The danger is, then, that as society regresses into the narrow boundaries of identity groups and politics, leaders may feel pressure to remove from their decision making process any assertiveness that might be viewed as too masculine. In this way, the desire to gain votes by being more socially acceptable, will produce a political class that only embraces leadership traits that are not diverse enough to meet the demands of their positions. This, to a certain extent, has already happened.
Leaders all across Europe who, for too long, have limited themselves to the more celebrated traits of agreeableness are now beginning to admit their mistakes. This is because the public has started to realize that something has been missing in the decision-making process of their leaders. As a result, “left leaning” politicians have created a vacuum that EU member states are filling with “right leaning” politicians that, in some cases, come with populist tool belts disproportionately stocked with assertiveness. Extremes on both sides should be avoided; neither the pushover nor the disagreeable brute is well-suited to lead.
In the past, proponents of equality resisted caricatures of the sexes and encouraged resistance to stereotypical perceptions of masculinity and femininity. Such a perspective acknowledged and celebrated the positives that were traditionally associated with each sex. If our current age continues to reject this; if it continues to embrace the restrictions of identity politics and, in so doing, continues to pathologize masculinity, the consequences will be a political class and polity that is no longer equipped to meet the complex challenges they will face. The stakes are high. By attempting to avoid disagreeableness at all costs, western society runs the risk of losing all that assertiveness established in the formation of our liberal democracy.
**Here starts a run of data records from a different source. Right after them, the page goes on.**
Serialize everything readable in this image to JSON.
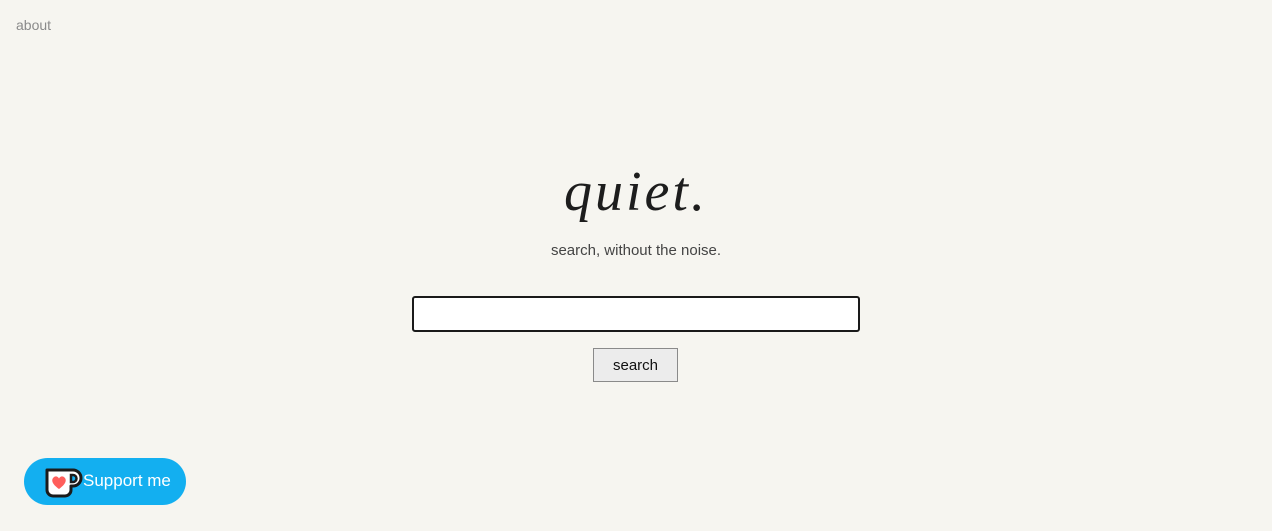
{
  "nav": {
    "about_label": "about"
  },
  "hero": {
    "logo_text": "quiet.",
    "tagline": "search, without the noise."
  },
  "search": {
    "input_value": "",
    "button_label": "search"
  },
  "support": {
    "label": "Support me",
    "icon": "kofi-cup-icon"
  },
  "colors": {
    "background": "#f6f5f0",
    "support_button": "#13aff0",
    "heart": "#ff5e5b"
  }
}
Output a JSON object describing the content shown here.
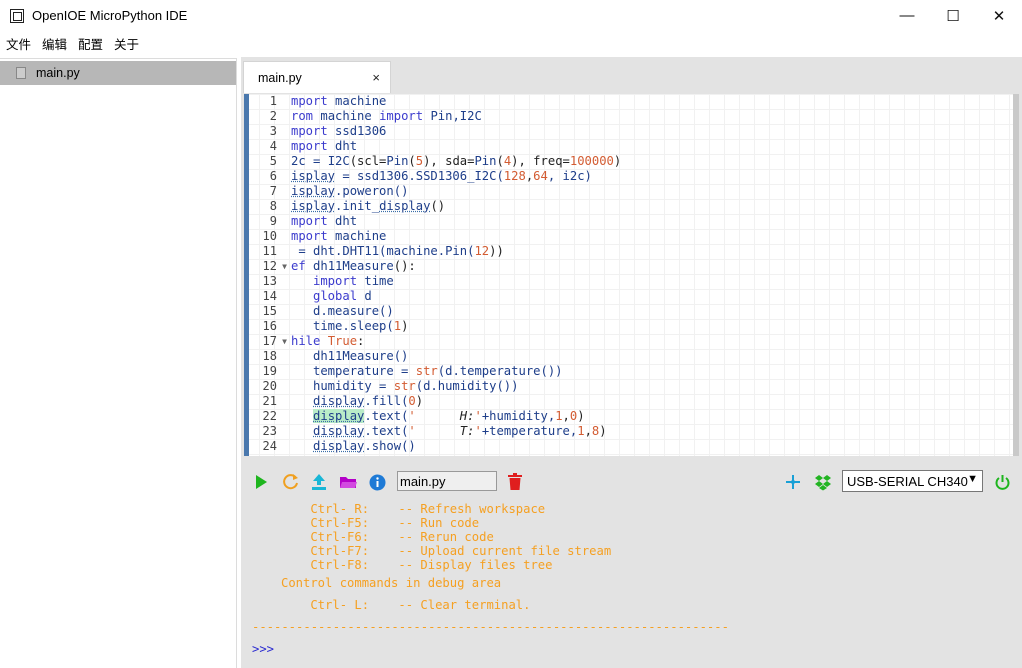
{
  "window": {
    "title": "OpenIOE MicroPython IDE",
    "controls": [
      "—",
      "☐",
      "✕"
    ]
  },
  "menu": [
    "文件",
    "编辑",
    "配置",
    "关于"
  ],
  "sidebar": {
    "items": [
      {
        "label": "main.py"
      }
    ]
  },
  "tab": {
    "label": "main.py",
    "close": "×"
  },
  "editor": {
    "line_numbers": [
      "1",
      "2",
      "3",
      "4",
      "5",
      "6",
      "7",
      "8",
      "9",
      "10",
      "11",
      "12",
      "13",
      "14",
      "15",
      "16",
      "17",
      "18",
      "19",
      "20",
      "21",
      "22",
      "23",
      "24"
    ],
    "fold_lines": [
      "12",
      "17"
    ],
    "lines": [
      [
        {
          "t": "mport ",
          "c": "kw"
        },
        {
          "t": "machine",
          "c": "id"
        }
      ],
      [
        {
          "t": "rom ",
          "c": "kw"
        },
        {
          "t": "machine ",
          "c": "id"
        },
        {
          "t": "import ",
          "c": "kw"
        },
        {
          "t": "Pin,I2C",
          "c": "id"
        }
      ],
      [
        {
          "t": "mport ",
          "c": "kw"
        },
        {
          "t": "ssd1306",
          "c": "id"
        }
      ],
      [
        {
          "t": "mport ",
          "c": "kw"
        },
        {
          "t": "dht",
          "c": "id"
        }
      ],
      [
        {
          "t": "2c = ",
          "c": "id"
        },
        {
          "t": "I2C",
          "c": "id"
        },
        {
          "t": "(scl=",
          "c": ""
        },
        {
          "t": "Pin",
          "c": "id"
        },
        {
          "t": "(",
          "c": ""
        },
        {
          "t": "5",
          "c": "num"
        },
        {
          "t": "), sda=",
          "c": ""
        },
        {
          "t": "Pin",
          "c": "id"
        },
        {
          "t": "(",
          "c": ""
        },
        {
          "t": "4",
          "c": "num"
        },
        {
          "t": "), freq=",
          "c": ""
        },
        {
          "t": "100000",
          "c": "num"
        },
        {
          "t": ")",
          "c": ""
        }
      ],
      [
        {
          "t": "isplay",
          "c": "id und"
        },
        {
          "t": " = ssd1306.SSD1306_I2C(",
          "c": "id"
        },
        {
          "t": "128",
          "c": "num"
        },
        {
          "t": ",",
          "c": ""
        },
        {
          "t": "64",
          "c": "num"
        },
        {
          "t": ", i2c)",
          "c": "id"
        }
      ],
      [
        {
          "t": "isplay",
          "c": "id und"
        },
        {
          "t": ".poweron()",
          "c": "id"
        }
      ],
      [
        {
          "t": "isplay",
          "c": "id und"
        },
        {
          "t": ".init_",
          "c": "id"
        },
        {
          "t": "display",
          "c": "id und"
        },
        {
          "t": "()",
          "c": ""
        }
      ],
      [
        {
          "t": "mport ",
          "c": "kw"
        },
        {
          "t": "dht",
          "c": "id"
        }
      ],
      [
        {
          "t": "mport ",
          "c": "kw"
        },
        {
          "t": "machine",
          "c": "id"
        }
      ],
      [
        {
          "t": " = dht.DHT11(machine.Pin(",
          "c": "id"
        },
        {
          "t": "12",
          "c": "num"
        },
        {
          "t": "))",
          "c": ""
        }
      ],
      [
        {
          "t": "ef ",
          "c": "kw"
        },
        {
          "t": "dh11Measure",
          "c": "id"
        },
        {
          "t": "():",
          "c": ""
        }
      ],
      [
        {
          "t": "   import ",
          "c": "kw"
        },
        {
          "t": "time",
          "c": "id"
        }
      ],
      [
        {
          "t": "   global ",
          "c": "kw"
        },
        {
          "t": "d",
          "c": "id"
        }
      ],
      [
        {
          "t": "   d.measure()",
          "c": "id"
        }
      ],
      [
        {
          "t": "   time.sleep(",
          "c": "id"
        },
        {
          "t": "1",
          "c": "num"
        },
        {
          "t": ")",
          "c": ""
        }
      ],
      [
        {
          "t": "hile ",
          "c": "kw"
        },
        {
          "t": "True",
          "c": "num"
        },
        {
          "t": ":",
          "c": ""
        }
      ],
      [
        {
          "t": "   dh11Measure()",
          "c": "id"
        }
      ],
      [
        {
          "t": "   temperature = ",
          "c": "id"
        },
        {
          "t": "str",
          "c": "num"
        },
        {
          "t": "(d.temperature())",
          "c": "id"
        }
      ],
      [
        {
          "t": "   humidity = ",
          "c": "id"
        },
        {
          "t": "str",
          "c": "num"
        },
        {
          "t": "(d.humidity())",
          "c": "id"
        }
      ],
      [
        {
          "t": "   ",
          "c": ""
        },
        {
          "t": "display",
          "c": "id und"
        },
        {
          "t": ".fill(",
          "c": "id"
        },
        {
          "t": "0",
          "c": "num"
        },
        {
          "t": ")",
          "c": ""
        }
      ],
      [
        {
          "t": "   ",
          "c": ""
        },
        {
          "t": "display",
          "c": "id und hl"
        },
        {
          "t": ".text(",
          "c": "id"
        },
        {
          "t": "'      ",
          "c": "num"
        },
        {
          "t": "H:",
          "c": "it"
        },
        {
          "t": "'",
          "c": "num"
        },
        {
          "t": "+humidity,",
          "c": "id"
        },
        {
          "t": "1",
          "c": "num"
        },
        {
          "t": ",",
          "c": ""
        },
        {
          "t": "0",
          "c": "num"
        },
        {
          "t": ")",
          "c": ""
        }
      ],
      [
        {
          "t": "   ",
          "c": ""
        },
        {
          "t": "display",
          "c": "id und"
        },
        {
          "t": ".text(",
          "c": "id"
        },
        {
          "t": "'      ",
          "c": "num"
        },
        {
          "t": "T:",
          "c": "it"
        },
        {
          "t": "'",
          "c": "num"
        },
        {
          "t": "+temperature,",
          "c": "id"
        },
        {
          "t": "1",
          "c": "num"
        },
        {
          "t": ",",
          "c": ""
        },
        {
          "t": "8",
          "c": "num"
        },
        {
          "t": ")",
          "c": ""
        }
      ],
      [
        {
          "t": "   ",
          "c": ""
        },
        {
          "t": "display",
          "c": "id und"
        },
        {
          "t": ".show()",
          "c": "id"
        }
      ]
    ]
  },
  "toolbar": {
    "filename_value": "main.py",
    "port_selected": "USB-SERIAL CH340",
    "dropdown_arrow": "▼",
    "icons": [
      "run-icon",
      "refresh-icon",
      "upload-icon",
      "folder-icon",
      "info-icon",
      "delete-icon",
      "pin-icon",
      "dropbox-icon",
      "power-icon"
    ],
    "colors": {
      "run": "#1eb51e",
      "refresh": "#f0a020",
      "upload": "#19b6d6",
      "folder": "#b400c8",
      "info": "#1e7ad6",
      "delete": "#e01e1e",
      "pin": "#19a0d6",
      "dropbox": "#22b422",
      "power": "#1eb51e"
    }
  },
  "terminal": {
    "lines": [
      "    Ctrl- R:    -- Refresh workspace",
      "    Ctrl-F5:    -- Run code",
      "    Ctrl-F6:    -- Rerun code",
      "    Ctrl-F7:    -- Upload current file stream",
      "    Ctrl-F8:    -- Display files tree",
      "Control commands in debug area",
      "    Ctrl- L:    -- Clear terminal.",
      "-----------------------------------------------------------------",
      ">>>"
    ],
    "colors": {
      "text": "#f5a022",
      "prompt": "#2a2ad0"
    }
  }
}
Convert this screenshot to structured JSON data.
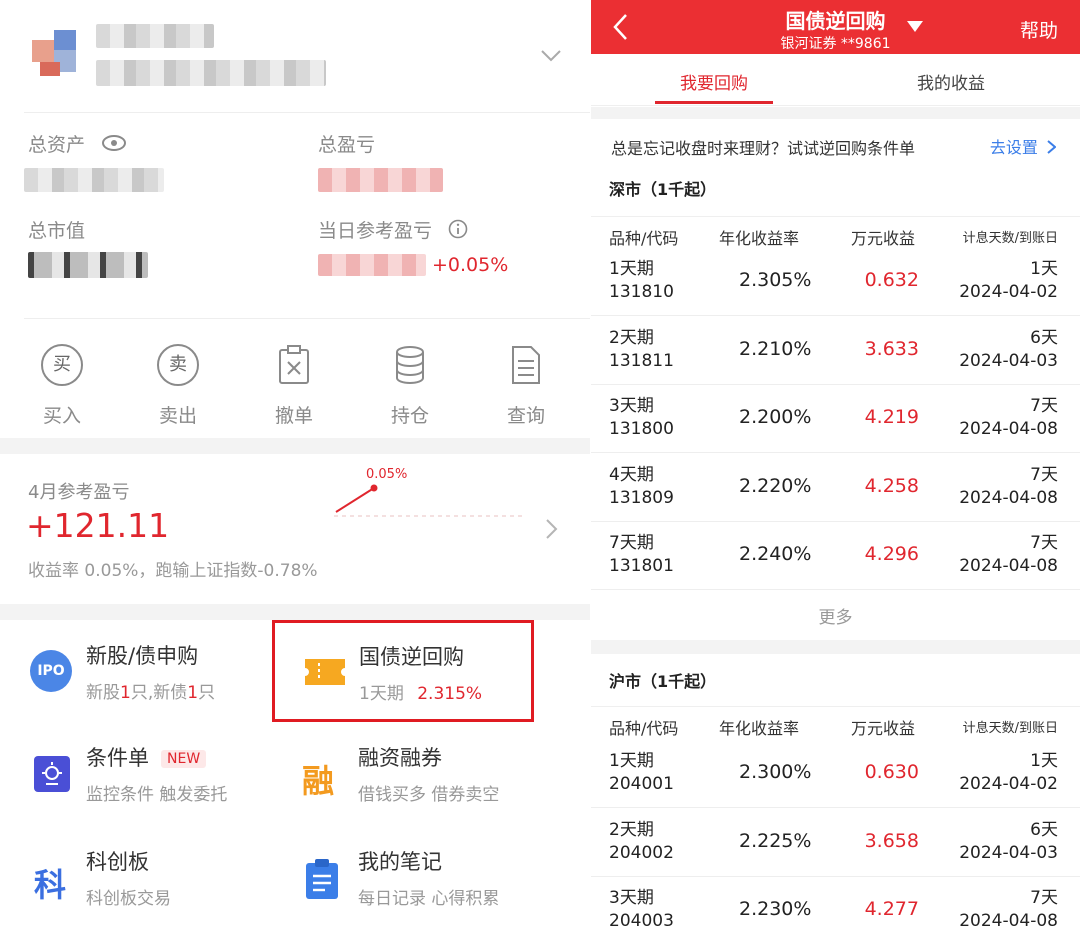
{
  "left": {
    "assets": {
      "total_assets_label": "总资产",
      "total_pl_label": "总盈亏",
      "market_value_label": "总市值",
      "daily_ref_pl_label": "当日参考盈亏",
      "daily_ref_pl_pct": "+0.05%"
    },
    "actions": [
      {
        "label": "买入",
        "glyph": "买"
      },
      {
        "label": "卖出",
        "glyph": "卖"
      },
      {
        "label": "撤单"
      },
      {
        "label": "持仓"
      },
      {
        "label": "查询"
      }
    ],
    "monthly": {
      "title": "4月参考盈亏",
      "value": "+121.11",
      "desc": "收益率 0.05%，跑输上证指数-0.78%",
      "spark_label": "0.05%"
    },
    "features": {
      "ipo": {
        "icon_text": "IPO",
        "title": "新股/债申购",
        "sub_a": "新股",
        "sub_n1": "1",
        "sub_b": "只,新债",
        "sub_n2": "1",
        "sub_c": "只"
      },
      "repo": {
        "title": "国债逆回购",
        "sub_term": "1天期",
        "sub_rate": "2.315%"
      },
      "cond": {
        "title": "条件单",
        "badge": "NEW",
        "sub": "监控条件 触发委托"
      },
      "margin": {
        "icon_text": "融",
        "title": "融资融券",
        "sub": "借钱买多 借券卖空"
      },
      "star": {
        "icon_text": "科",
        "title": "科创板",
        "sub": "科创板交易"
      },
      "notes": {
        "title": "我的笔记",
        "sub": "每日记录 心得积累"
      }
    }
  },
  "right": {
    "header": {
      "title": "国债逆回购",
      "subtitle": "银河证券 **9861",
      "help": "帮助"
    },
    "tabs": [
      "我要回购",
      "我的收益"
    ],
    "banner": {
      "text": "总是忘记收盘时来理财？试试逆回购条件单",
      "link": "去设置"
    },
    "columns": [
      "品种/代码",
      "年化收益率",
      "万元收益",
      "计息天数/到账日"
    ],
    "more": "更多",
    "sz": {
      "title": "深市（1千起）",
      "rows": [
        {
          "term": "1天期",
          "code": "131810",
          "rate": "2.305%",
          "income": "0.632",
          "days": "1天",
          "date": "2024-04-02"
        },
        {
          "term": "2天期",
          "code": "131811",
          "rate": "2.210%",
          "income": "3.633",
          "days": "6天",
          "date": "2024-04-03"
        },
        {
          "term": "3天期",
          "code": "131800",
          "rate": "2.200%",
          "income": "4.219",
          "days": "7天",
          "date": "2024-04-08"
        },
        {
          "term": "4天期",
          "code": "131809",
          "rate": "2.220%",
          "income": "4.258",
          "days": "7天",
          "date": "2024-04-08"
        },
        {
          "term": "7天期",
          "code": "131801",
          "rate": "2.240%",
          "income": "4.296",
          "days": "7天",
          "date": "2024-04-08"
        }
      ]
    },
    "sh": {
      "title": "沪市（1千起）",
      "rows": [
        {
          "term": "1天期",
          "code": "204001",
          "rate": "2.300%",
          "income": "0.630",
          "days": "1天",
          "date": "2024-04-02"
        },
        {
          "term": "2天期",
          "code": "204002",
          "rate": "2.225%",
          "income": "3.658",
          "days": "6天",
          "date": "2024-04-03"
        },
        {
          "term": "3天期",
          "code": "204003",
          "rate": "2.230%",
          "income": "4.277",
          "days": "7天",
          "date": "2024-04-08"
        }
      ]
    }
  }
}
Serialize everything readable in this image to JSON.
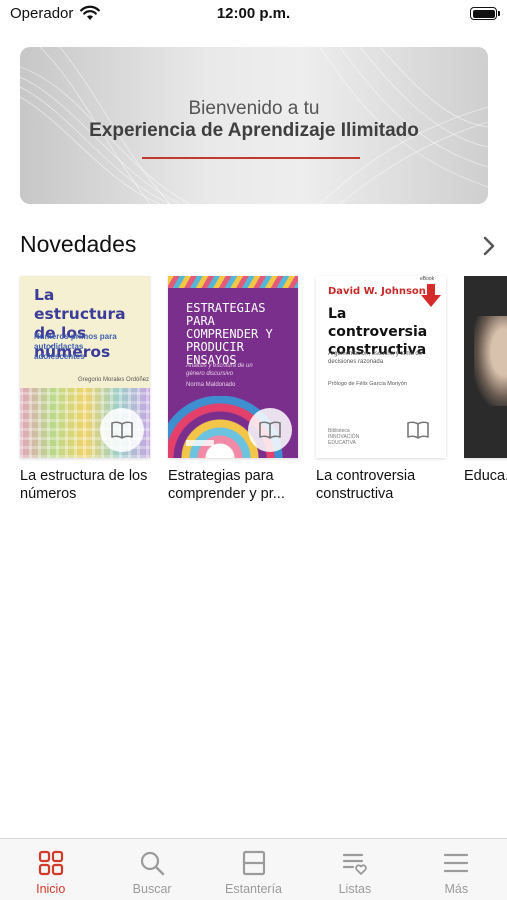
{
  "status_bar": {
    "carrier": "Operador",
    "time": "12:00 p.m."
  },
  "banner": {
    "line1": "Bienvenido a tu",
    "line2": "Experiencia de Aprendizaje Ilimitado"
  },
  "section": {
    "title": "Novedades"
  },
  "books": [
    {
      "title": "La estructura de los números",
      "cover": {
        "title": "La estructura de los números",
        "subtitle": "Números primos para autodidactas adolescentes",
        "author": "Gregorio Morales Ordóñez"
      }
    },
    {
      "title": "Estrategias para comprender y pr...",
      "cover": {
        "title": "ESTRATEGIAS PARA COMPRENDER Y PRODUCIR ENSAYOS",
        "subtitle": "Análisis y escritura de un género discursivo",
        "author": "Norma Maldonado"
      }
    },
    {
      "title": "La controversia constructiva",
      "cover": {
        "author": "David W. Johnson",
        "title": "La controversia constructiva",
        "subtitle": "Argumentación, escucha y toma de decisiones razonada",
        "prologue": "Prólogo de Félix García Moriyón",
        "badge": "eBook",
        "publisher": "Biblioteca INNOVACIÓN EDUCATIVA"
      }
    },
    {
      "title": "Educa..."
    }
  ],
  "tab_bar": {
    "tabs": [
      {
        "label": "Inicio",
        "icon": "grid-icon",
        "active": true
      },
      {
        "label": "Buscar",
        "icon": "search-icon",
        "active": false
      },
      {
        "label": "Estantería",
        "icon": "shelf-icon",
        "active": false
      },
      {
        "label": "Listas",
        "icon": "list-heart-icon",
        "active": false
      },
      {
        "label": "Más",
        "icon": "menu-icon",
        "active": false
      }
    ]
  },
  "colors": {
    "accent": "#d23b2b",
    "inactive": "#9b9b9b"
  }
}
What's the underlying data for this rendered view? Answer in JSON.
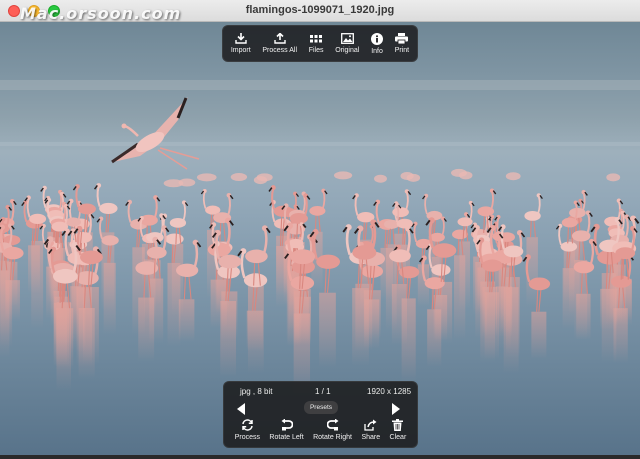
{
  "window": {
    "title": "flamingos-1099071_1920.jpg",
    "watermark": "Mac.orsoon.com"
  },
  "toolbar": {
    "items": [
      {
        "label": "Import",
        "icon": "import-icon"
      },
      {
        "label": "Process All",
        "icon": "upload-icon"
      },
      {
        "label": "Files",
        "icon": "grid-icon"
      },
      {
        "label": "Original",
        "icon": "image-icon"
      },
      {
        "label": "Info",
        "icon": "info-icon"
      },
      {
        "label": "Print",
        "icon": "printer-icon"
      }
    ]
  },
  "panel": {
    "format": "jpg , 8 bit",
    "page": "1 / 1",
    "dimensions": "1920 x 1285",
    "presets_label": "Presets",
    "actions": [
      {
        "label": "Process",
        "icon": "process-icon"
      },
      {
        "label": "Rotate Left",
        "icon": "rotate-left-icon"
      },
      {
        "label": "Rotate Right",
        "icon": "rotate-right-icon"
      },
      {
        "label": "Share",
        "icon": "share-icon"
      },
      {
        "label": "Clear",
        "icon": "trash-icon"
      }
    ]
  },
  "colors": {
    "toolbar_bg": "#1c1c1e",
    "water_top": "#8fa6b7",
    "water_bottom": "#5f7b90",
    "flamingo": "#e9a6a0"
  }
}
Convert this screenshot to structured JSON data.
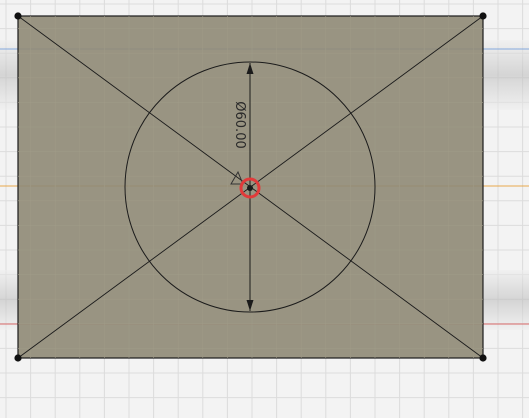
{
  "dimension": {
    "label": "Ø60.00",
    "value": 60.0
  },
  "colors": {
    "background": "#f3f3f3",
    "gridMinor": "#dcdcdc",
    "gridMajor": "#cbcbcb",
    "profileFill": "#8f8a76",
    "profileFillOpacity": 0.9,
    "sketchLine": "#1b1b1b",
    "xAxis": "#e8a23a",
    "yAxis": "#5b8fd9",
    "redLine": "#d64b4b",
    "snapRing": "#e13a3a",
    "sideShade": "#b9b9b9"
  },
  "icons": {
    "origin": "origin-point-icon",
    "constraint": "constraint-triangle-icon",
    "vertex": "vertex-point-icon"
  }
}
Glen Paul Hammond has a Master of Arts in English Literature from the University of Toronto. His publication credits include the educational book, The Literary Detective, and a forthcoming collection of short stories, entitled, Even the Moon is Frightened of Me, from Political Animal’s sister imprint, Crowsnest Books. Satirical cartoons and more of his writing can be found on his blog, SCRATCH.
Image: Elizabeth the First, from the Armada Portrait
British Library. “Elizabeth’s Tilbury Speech,” Timelines: Sources from History, www.bl.uk.
Accessed 26 March 2018.
Cherry, Kendra. “The Big Five Personality Traits: 5 Major Factors of Personality.” VerywellMind, 23 Feb. 2018, www.verywellmind.com.
Ferguson, Niall. “Angela Merkel is about to pay for all her blunders.” Boston Globe, 26 Feb 2018, www.bostonglobe.com.
“Five-Factor Model of Personality.” Psychologist World, www.psychologistworld.com. Accessed
26 March 2018.
MacGougall, Andrew. “Justin Trudeau is between a rock and a heart place on immigration.”
Maclean’s, 24 Aug 2017. www.macleans.ca.
Peterson, Jordan. “What is more beneficial in all aspects of life; a high EQ or IQ? This question is based on the assumption that only your EQ or IQ is high with the other being average or below this average.” Quora, 6 May 2016, www.quora.com.
Sjursen, Katrin E. “What the Middle Ages Show About Women Leaders.” The Atlantic, 8 Feb. 2016, www.theatlantic.com.
Villeponteaux, Mary. “Dangerous Judgments: Elizabethan Mercy in The Faerie Queene.” Spencer Studies: A Renaissance Poetry Annual, Vol 25, (2010),pp. 163-185. University of Chicago Press. JSTOR. Web. 26 March 2018.